thirty minutes the grand army was in full retreat across Bull Run. The Whig Submissionist had won his spurs in the first great battle of the war. From that time Early was in active service, and did hard work everywhere — in the Peninsula, where he was severely wounded in the hard struggle of Malvern Hill, and then as General Early, at Cedar Mountain, where he met and repulsed a vigorous advance of General Pope's left wing, in the very inception of the battle. If Early had given way there, Ewell's column on the high ground to his right would have been cut off from the main body; but the ground was obstinately held, and victory followed. Advancing northward thereafter, Jackson threw two brigades across at Warrenton Springs, under Early, and these resolutely held their ground in face of an overpowering force. Thenceforward Early continued to add to his reputation as a hard fighter-at Bristoe, the second Manassas, Harper's Ferry, Sharpsburg, Fredericksburg, Gettysburg, Spotsylvania,
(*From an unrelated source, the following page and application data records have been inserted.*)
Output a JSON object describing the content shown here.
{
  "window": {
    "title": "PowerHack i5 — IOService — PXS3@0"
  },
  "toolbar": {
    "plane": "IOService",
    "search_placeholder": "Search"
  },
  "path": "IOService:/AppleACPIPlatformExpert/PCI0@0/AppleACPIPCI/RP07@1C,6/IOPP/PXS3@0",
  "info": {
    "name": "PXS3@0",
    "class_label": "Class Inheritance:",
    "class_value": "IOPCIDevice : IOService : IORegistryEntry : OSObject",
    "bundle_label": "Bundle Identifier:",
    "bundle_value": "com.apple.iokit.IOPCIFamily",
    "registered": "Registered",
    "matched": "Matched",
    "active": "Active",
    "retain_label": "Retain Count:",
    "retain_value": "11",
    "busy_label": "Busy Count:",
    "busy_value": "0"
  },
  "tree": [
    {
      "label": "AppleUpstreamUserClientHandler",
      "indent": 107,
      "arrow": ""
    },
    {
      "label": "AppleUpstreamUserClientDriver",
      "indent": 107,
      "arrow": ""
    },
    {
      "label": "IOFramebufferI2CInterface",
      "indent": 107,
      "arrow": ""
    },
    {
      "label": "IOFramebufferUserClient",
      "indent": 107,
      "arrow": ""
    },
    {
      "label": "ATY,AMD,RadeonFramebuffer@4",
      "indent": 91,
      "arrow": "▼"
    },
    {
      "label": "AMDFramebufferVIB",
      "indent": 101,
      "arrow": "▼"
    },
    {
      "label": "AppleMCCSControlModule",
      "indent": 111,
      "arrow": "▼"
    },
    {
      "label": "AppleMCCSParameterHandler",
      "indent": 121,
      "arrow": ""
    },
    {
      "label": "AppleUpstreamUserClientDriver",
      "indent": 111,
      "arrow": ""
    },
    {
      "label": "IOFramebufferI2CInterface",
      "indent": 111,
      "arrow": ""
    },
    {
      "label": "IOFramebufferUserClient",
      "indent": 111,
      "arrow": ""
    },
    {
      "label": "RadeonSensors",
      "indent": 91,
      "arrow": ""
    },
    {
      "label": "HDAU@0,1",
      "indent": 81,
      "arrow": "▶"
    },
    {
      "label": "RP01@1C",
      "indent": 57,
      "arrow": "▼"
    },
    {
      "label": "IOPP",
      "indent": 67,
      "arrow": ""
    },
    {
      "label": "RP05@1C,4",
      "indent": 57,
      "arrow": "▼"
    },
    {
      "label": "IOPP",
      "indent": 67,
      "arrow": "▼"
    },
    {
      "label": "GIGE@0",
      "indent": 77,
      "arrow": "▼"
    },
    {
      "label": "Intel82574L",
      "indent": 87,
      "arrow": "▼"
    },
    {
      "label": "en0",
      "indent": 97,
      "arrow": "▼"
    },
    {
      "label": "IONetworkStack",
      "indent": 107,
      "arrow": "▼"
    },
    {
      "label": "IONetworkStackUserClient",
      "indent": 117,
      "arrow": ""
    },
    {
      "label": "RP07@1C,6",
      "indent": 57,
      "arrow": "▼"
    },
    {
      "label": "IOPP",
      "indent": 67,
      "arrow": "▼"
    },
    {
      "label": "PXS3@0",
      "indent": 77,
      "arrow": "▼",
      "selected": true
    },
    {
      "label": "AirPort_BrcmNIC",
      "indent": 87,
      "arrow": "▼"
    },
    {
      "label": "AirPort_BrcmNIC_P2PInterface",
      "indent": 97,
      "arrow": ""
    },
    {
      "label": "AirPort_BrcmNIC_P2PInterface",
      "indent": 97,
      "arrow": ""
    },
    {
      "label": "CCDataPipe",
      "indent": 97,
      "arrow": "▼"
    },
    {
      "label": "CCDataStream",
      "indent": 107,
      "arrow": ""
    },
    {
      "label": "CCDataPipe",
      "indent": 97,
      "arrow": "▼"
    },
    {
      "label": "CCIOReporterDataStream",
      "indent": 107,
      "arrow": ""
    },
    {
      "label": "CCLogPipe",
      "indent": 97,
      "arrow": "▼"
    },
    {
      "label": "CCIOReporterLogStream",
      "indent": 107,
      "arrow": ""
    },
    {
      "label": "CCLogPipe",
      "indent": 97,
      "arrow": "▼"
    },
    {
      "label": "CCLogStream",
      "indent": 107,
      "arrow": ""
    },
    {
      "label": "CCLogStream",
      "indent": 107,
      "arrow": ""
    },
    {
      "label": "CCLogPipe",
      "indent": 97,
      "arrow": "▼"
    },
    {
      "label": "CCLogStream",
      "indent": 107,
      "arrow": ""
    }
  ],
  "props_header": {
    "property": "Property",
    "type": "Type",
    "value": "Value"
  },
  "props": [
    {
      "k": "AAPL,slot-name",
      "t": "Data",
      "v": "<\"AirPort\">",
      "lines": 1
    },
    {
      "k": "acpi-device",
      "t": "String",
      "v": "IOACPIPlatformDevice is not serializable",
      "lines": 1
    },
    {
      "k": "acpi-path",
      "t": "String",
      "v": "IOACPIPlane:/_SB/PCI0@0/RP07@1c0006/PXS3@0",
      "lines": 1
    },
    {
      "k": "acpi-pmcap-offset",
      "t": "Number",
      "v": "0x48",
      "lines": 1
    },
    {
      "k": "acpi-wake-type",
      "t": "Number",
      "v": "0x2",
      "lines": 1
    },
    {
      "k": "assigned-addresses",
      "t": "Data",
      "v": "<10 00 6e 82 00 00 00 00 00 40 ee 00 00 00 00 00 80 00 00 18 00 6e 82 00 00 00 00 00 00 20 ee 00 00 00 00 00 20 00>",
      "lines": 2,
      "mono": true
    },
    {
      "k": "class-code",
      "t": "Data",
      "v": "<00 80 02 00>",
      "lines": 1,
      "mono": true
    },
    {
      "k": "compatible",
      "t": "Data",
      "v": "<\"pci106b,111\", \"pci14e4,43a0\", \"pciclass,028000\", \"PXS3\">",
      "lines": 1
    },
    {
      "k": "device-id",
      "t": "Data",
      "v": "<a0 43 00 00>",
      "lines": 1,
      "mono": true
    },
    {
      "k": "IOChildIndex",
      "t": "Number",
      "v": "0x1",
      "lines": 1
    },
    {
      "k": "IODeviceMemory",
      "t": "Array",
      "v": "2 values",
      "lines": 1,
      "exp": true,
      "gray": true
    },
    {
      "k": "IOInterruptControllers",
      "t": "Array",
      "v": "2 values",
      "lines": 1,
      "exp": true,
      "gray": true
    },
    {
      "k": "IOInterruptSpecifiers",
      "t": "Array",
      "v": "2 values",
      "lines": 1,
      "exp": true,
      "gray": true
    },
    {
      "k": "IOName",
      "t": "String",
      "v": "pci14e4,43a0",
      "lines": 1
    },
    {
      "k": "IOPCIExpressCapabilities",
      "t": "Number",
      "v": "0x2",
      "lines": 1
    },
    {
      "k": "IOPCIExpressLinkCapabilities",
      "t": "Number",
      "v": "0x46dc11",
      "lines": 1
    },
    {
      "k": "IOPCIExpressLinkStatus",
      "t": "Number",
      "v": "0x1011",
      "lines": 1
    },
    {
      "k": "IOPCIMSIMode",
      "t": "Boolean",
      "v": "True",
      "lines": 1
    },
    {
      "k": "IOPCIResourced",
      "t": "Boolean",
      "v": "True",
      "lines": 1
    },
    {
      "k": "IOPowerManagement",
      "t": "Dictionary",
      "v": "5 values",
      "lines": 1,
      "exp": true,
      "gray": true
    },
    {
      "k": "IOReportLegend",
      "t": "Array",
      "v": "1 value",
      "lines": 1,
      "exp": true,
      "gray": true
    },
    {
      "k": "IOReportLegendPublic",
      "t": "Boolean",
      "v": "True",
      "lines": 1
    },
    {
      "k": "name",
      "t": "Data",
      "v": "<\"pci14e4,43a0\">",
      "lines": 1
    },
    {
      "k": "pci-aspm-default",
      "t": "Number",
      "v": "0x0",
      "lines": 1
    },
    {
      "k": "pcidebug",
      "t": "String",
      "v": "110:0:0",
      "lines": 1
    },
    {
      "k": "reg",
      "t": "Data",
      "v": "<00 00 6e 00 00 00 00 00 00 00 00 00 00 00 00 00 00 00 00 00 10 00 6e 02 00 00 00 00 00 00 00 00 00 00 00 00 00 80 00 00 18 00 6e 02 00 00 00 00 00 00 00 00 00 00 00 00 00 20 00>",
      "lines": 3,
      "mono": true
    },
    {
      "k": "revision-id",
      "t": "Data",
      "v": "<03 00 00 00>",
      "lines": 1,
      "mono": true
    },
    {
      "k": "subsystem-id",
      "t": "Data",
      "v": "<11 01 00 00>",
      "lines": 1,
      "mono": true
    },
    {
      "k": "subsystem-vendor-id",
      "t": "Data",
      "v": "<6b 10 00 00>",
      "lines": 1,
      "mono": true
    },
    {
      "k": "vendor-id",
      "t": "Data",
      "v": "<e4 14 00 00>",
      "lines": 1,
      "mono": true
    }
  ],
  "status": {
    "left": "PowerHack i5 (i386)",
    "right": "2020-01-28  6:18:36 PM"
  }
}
p. Everybody imitated him, and I was awakened by the voice of one of the couriers, who informed me that the General was gone. Such was the fact-Stuart had risen punctually at the end of the two hours, stretched himself, mounted, and ridden on sotus, a wandering Major-General in the heart of Pennsylvania! In the afternoon the cavalry were at Gettysburg. Vi. General Stuart arrived with his cavalry on the evening of the second day's fight at Gettysburg, and took position on the left of Ewell, whose command composed the left wing of the army. All Stuart's energies were now bent to acquire an accurate idea of the ground, and hold the left against the enemy's horse, who were active and enterprising. In reconnoitring their position on the railroad, he was suddenly fired upon at close quarters --the bullets passing in dangerous proximity-and having thus satisfied himself of the enemy's whereabouts, the General returned to his impromptu headquarters, namely a tree on the side of
John Esten Cooke, Wearing of the Gray: Being Personal Portraits, Scenes, and Adventures of War., From the Rapidan to Frying-Pan in October, 1863. (search)
Manassas, and bring on a general engagement between the two armies. The plan was a simple one. Ewell and A. P. Hill were to move out with their corps from the works on the Rapidan, and marching up py their places in the abandoned works, and repulse any assault. Once across the Upper Rapidan, Ewell and Hill would move toward Madison Court-House with the rest of Stuart's cavalry on their right think it was the morning of the ioth of October when, moving on the right of the long column of Ewell and Hill then streaming toward Madison Court-House, Stuart came on the exterior picket of the en Ii. At dawn Stuart was again in the saddle, pressing forward upon the retiring enemy. Ewell and Hill had moved unseen to their position on the Sperryville road, thanks to the stand of StuaSuch is the curiously mingled warp and woof of war. It was the Army of Northern Virginia, led by Ewell and Hill, with General Lee commanding in person, which sustained these losses, and failed in the
rmed to repulse them, if they advanced upon the trains then moving towards High Bridge. It was on this evening that Generals Ewell and Anderson were suddenly attacked and their commands thrown into great confusion, in the rear of the wagon-trains. osed a will as unconquerable as the Greek Necessity with her iron wedge. The terrible results of this disorganization of Ewell and Anderson were averted by a movement of infantry as rapid and unexpected as that of the Federal cavalry. From the flaking column of Confederate infantry a brigade was pushed across at a double-quick; and between the disorganized troops of Ewell and the victorious enemy rose a wall of bayonets, flanked by cannon. From this human rock the wave went back; and though and tragic interest. On a plateau, raised above the forest from which they had emerged, were the disorganized troops of Ewell and Anderson, gathered in groups, unofficered, and uttering tumultuous exclamations of rage or defiance. Rising above th